■ Problem description ■
Search the records for the string "safety". Copy each line where it occurs.

■ Task inputs ■
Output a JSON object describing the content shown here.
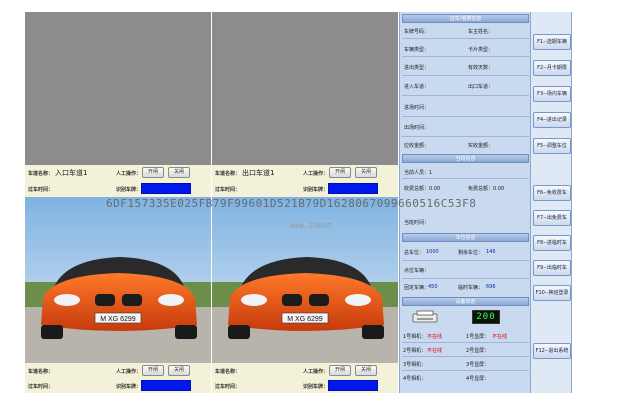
{
  "lanes": {
    "entry": {
      "name_label": "车道名称：",
      "name_value": "入口车道1",
      "manual_label": "人工操作：",
      "open_btn": "开闸",
      "close_btn": "关闸",
      "pass_time_label": "过车时间：",
      "plate_label": "识别车牌：",
      "plate_text": "M XG 6299"
    },
    "exit": {
      "name_label": "车道名称：",
      "name_value": "出口车道1",
      "manual_label": "人工操作：",
      "open_btn": "开闸",
      "close_btn": "关闸",
      "pass_time_label": "过车时间：",
      "plate_label": "识别车牌：",
      "plate_text": "M XG 6299"
    },
    "bottom_left": {
      "name_label": "车道名称：",
      "manual_label": "人工操作：",
      "open_btn": "开闸",
      "close_btn": "关闸",
      "pass_time_label": "过车时间：",
      "plate_label": "识别车牌："
    },
    "bottom_right": {
      "name_label": "车道名称：",
      "manual_label": "人工操作：",
      "open_btn": "开闸",
      "close_btn": "关闸",
      "pass_time_label": "过车时间：",
      "plate_label": "识别车牌："
    }
  },
  "watermark": "6DF157335E025FB79F99601D521B79D1628067099660516C53F8",
  "watermark_sub": "WWW.ZHUNT",
  "info_panel": {
    "section1_title": "过车/收费信息",
    "plate_no": "车牌号码：",
    "owner": "车主姓名：",
    "car_type": "车辆类型：",
    "card_type": "卡片类型：",
    "in_out_type": "进出类型：",
    "valid_days": "有效天数：",
    "in_lane": "进入车道：",
    "out_lane": "出口车道：",
    "in_time": "进场时间：",
    "out_time": "出场时间：",
    "receivable": "应收金额：",
    "received": "实收金额：",
    "section2_title": "当班信息",
    "duty_person": "当前人员：1",
    "fee_total": "收费总额：0.00",
    "free_total": "免费总额：0.00",
    "shift_time": "当班时间：",
    "section3_title": "车位信息",
    "total_spaces": "总车位：",
    "total_spaces_val": "1000",
    "remain_spaces": "剩余车位：",
    "remain_spaces_val": "146",
    "spot_spaces": "点位车辆：",
    "fixed_cars": "固定车辆：",
    "fixed_cars_val": "450",
    "temp_cars": "临时车辆：",
    "temp_cars_val": "696",
    "section4_title": "设备状态",
    "lcd_value": "200",
    "dev1": "1号相机：",
    "dev1_status": "不在线",
    "dev2": "1号显屏：",
    "dev2_status": "不在线",
    "dev3": "2号相机：",
    "dev3_status": "不在线",
    "dev4": "2号显屏：",
    "dev5": "3号相机：",
    "dev6": "3号显屏：",
    "dev7": "4号相机：",
    "dev8": "4号显屏："
  },
  "function_keys": [
    "F1--选期车辆",
    "F2--月卡期限",
    "F3--场内车辆",
    "F4--进出记录",
    "F5--调整车位",
    "F6--免收费车",
    "F7--出免费车",
    "F8--进临时车",
    "F9--出临时车",
    "F10--换班登录",
    "F12--退出系统"
  ],
  "colors": {
    "camera_bg": "#8c8c8c",
    "panel_bg": "#c9daf0",
    "header_blue": "#8aa8d4",
    "plate_field": "#0018f0",
    "lcd_green": "#3dff4a",
    "offline_red": "#e00000"
  }
}
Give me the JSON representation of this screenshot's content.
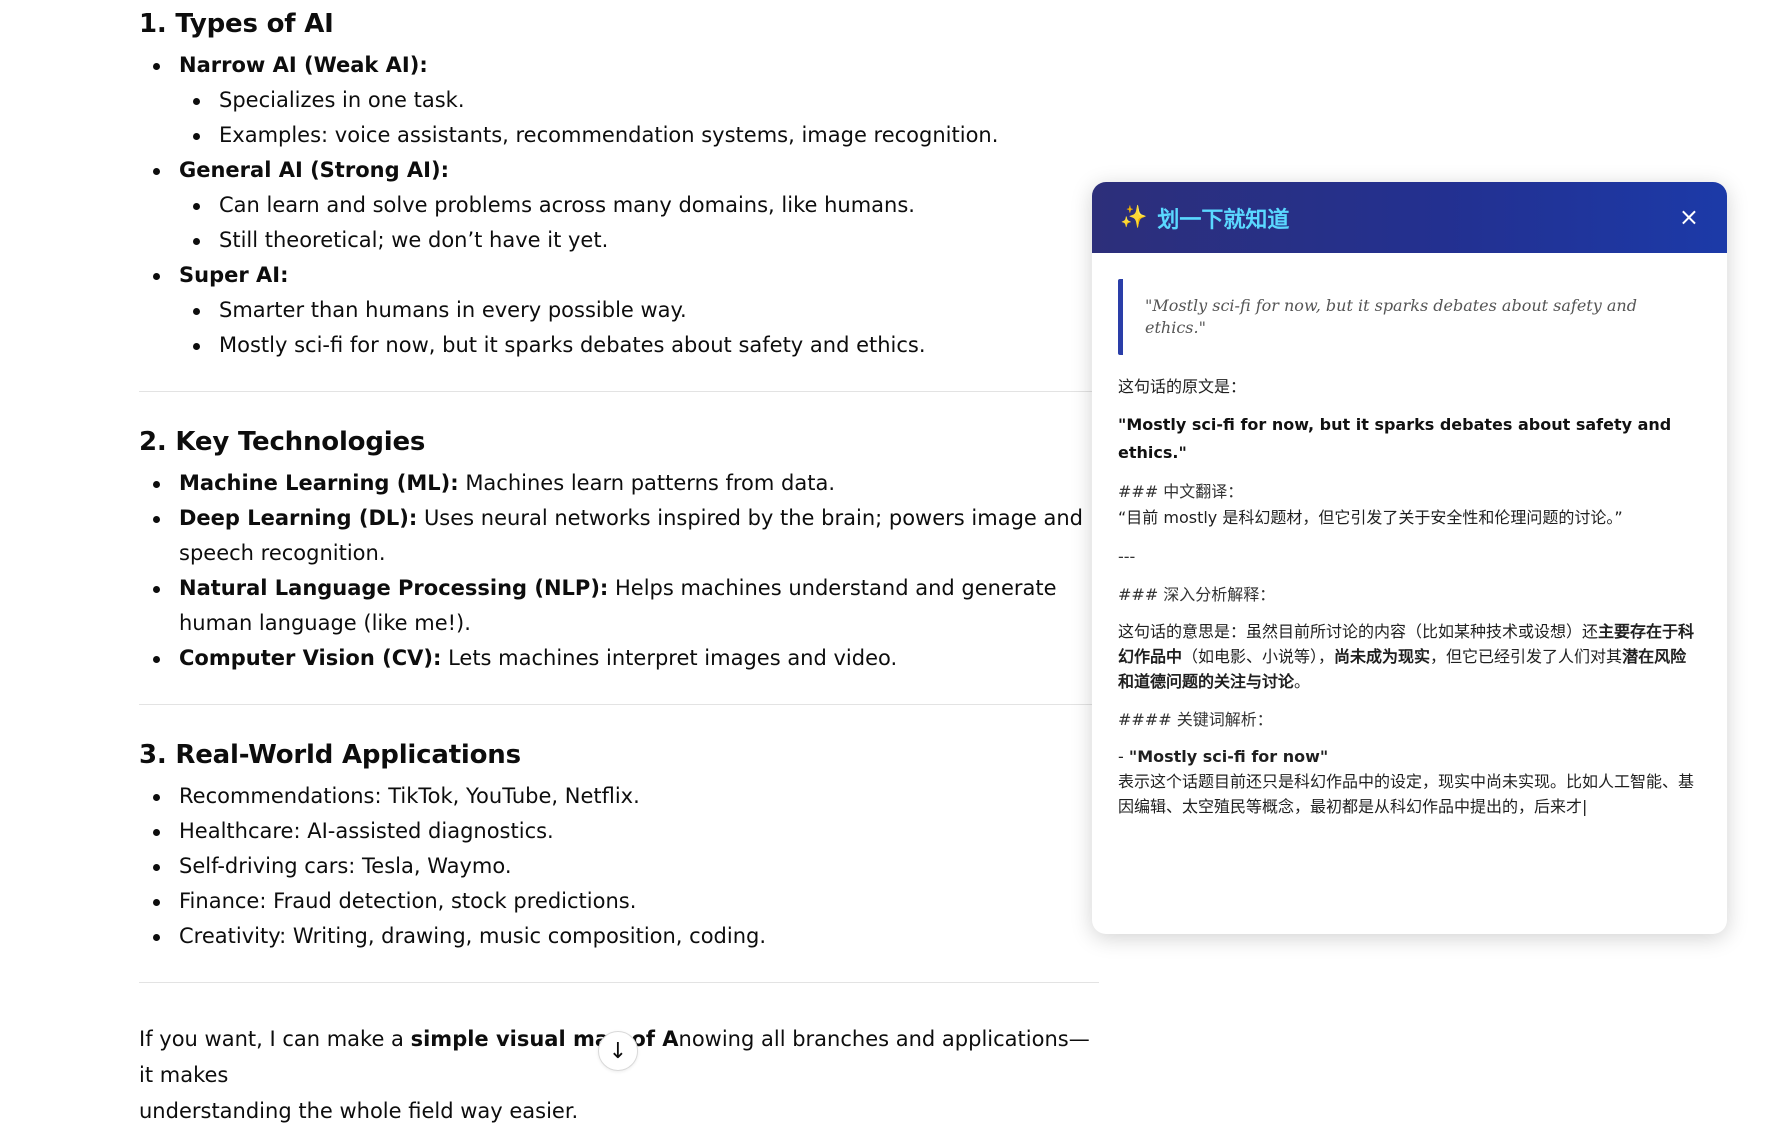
{
  "sections": {
    "s1": {
      "title": "1. Types of AI",
      "items": [
        {
          "label": "Narrow AI (Weak AI):",
          "sub": [
            "Specializes in one task.",
            "Examples: voice assistants, recommendation systems, image recognition."
          ]
        },
        {
          "label": "General AI (Strong AI):",
          "sub": [
            "Can learn and solve problems across many domains, like humans.",
            "Still theoretical; we don’t have it yet."
          ]
        },
        {
          "label": "Super AI:",
          "sub": [
            "Smarter than humans in every possible way.",
            "Mostly sci-fi for now, but it sparks debates about safety and ethics."
          ]
        }
      ]
    },
    "s2": {
      "title": "2. Key Technologies",
      "items": [
        {
          "label": "Machine Learning (ML):",
          "text": " Machines learn patterns from data."
        },
        {
          "label": "Deep Learning (DL):",
          "text": " Uses neural networks inspired by the brain; powers image and speech recognition."
        },
        {
          "label": "Natural Language Processing (NLP):",
          "text": " Helps machines understand and generate human language (like me!)."
        },
        {
          "label": "Computer Vision (CV):",
          "text": " Lets machines interpret images and video."
        }
      ]
    },
    "s3": {
      "title": "3. Real-World Applications",
      "items": [
        "Recommendations: TikTok, YouTube, Netflix.",
        "Healthcare: AI-assisted diagnostics.",
        "Self-driving cars: Tesla, Waymo.",
        "Finance: Fraud detection, stock predictions.",
        "Creativity: Writing, drawing, music composition, coding."
      ]
    },
    "closing": {
      "pre": "If you want, I can make a ",
      "bold": "simple visual map of A",
      "post": "nowing all branches and applications—it makes",
      "line2": "understanding the whole field way easier."
    }
  },
  "scroll_icon": "arrow-down-icon",
  "panel": {
    "title": "划一下就知道",
    "icon": "sparkles-icon",
    "close_label": "×",
    "quote": "\"Mostly sci-fi for now, but it sparks debates about safety and ethics.\"",
    "orig_label": "这句话的原文是：",
    "orig_text": "\"Mostly sci-fi for now, but it sparks debates about safety and ethics.\"",
    "trans_heading": "### 中文翻译：",
    "trans_text": "“目前 mostly 是科幻题材，但它引发了关于安全性和伦理问题的讨论。”",
    "separator": "---",
    "analysis_heading": "### 深入分析解释：",
    "analysis_a": "这句话的意思是：虽然目前所讨论的内容（比如某种技术或设想）还",
    "analysis_b": "主要存在于科幻作品中",
    "analysis_c": "（如电影、小说等），",
    "analysis_d": "尚未成为现实",
    "analysis_e": "，但它已经引发了人们对其",
    "analysis_f": "潜在风险和道德问题的关注与讨论",
    "analysis_g": "。",
    "keyword_heading": "#### 关键词解析：",
    "kw_dash": "- ",
    "kw_term": "\"Mostly sci-fi for now\"",
    "kw_text": "表示这个话题目前还只是科幻作品中的设定，现实中尚未实现。比如人工智能、基因编辑、太空殖民等概念，最初都是从科幻作品中提出的，后来才|"
  },
  "colors": {
    "header_start": "#2d2f7a",
    "header_end": "#1c3aa8",
    "title_cyan": "#5ad8ff",
    "quote_bar": "#2a3ea8"
  }
}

■ Output for this task ■
            "Mostly sci-fi for now, but it sparks debates about safety and ethics."
    "quote": "\"Mostly sci-fi for now, but it sparks debates about safety and ethics.\"",
    "orig_text": "\"Mostly sci-fi for now, but it sparks debates about safety and ethics.\"",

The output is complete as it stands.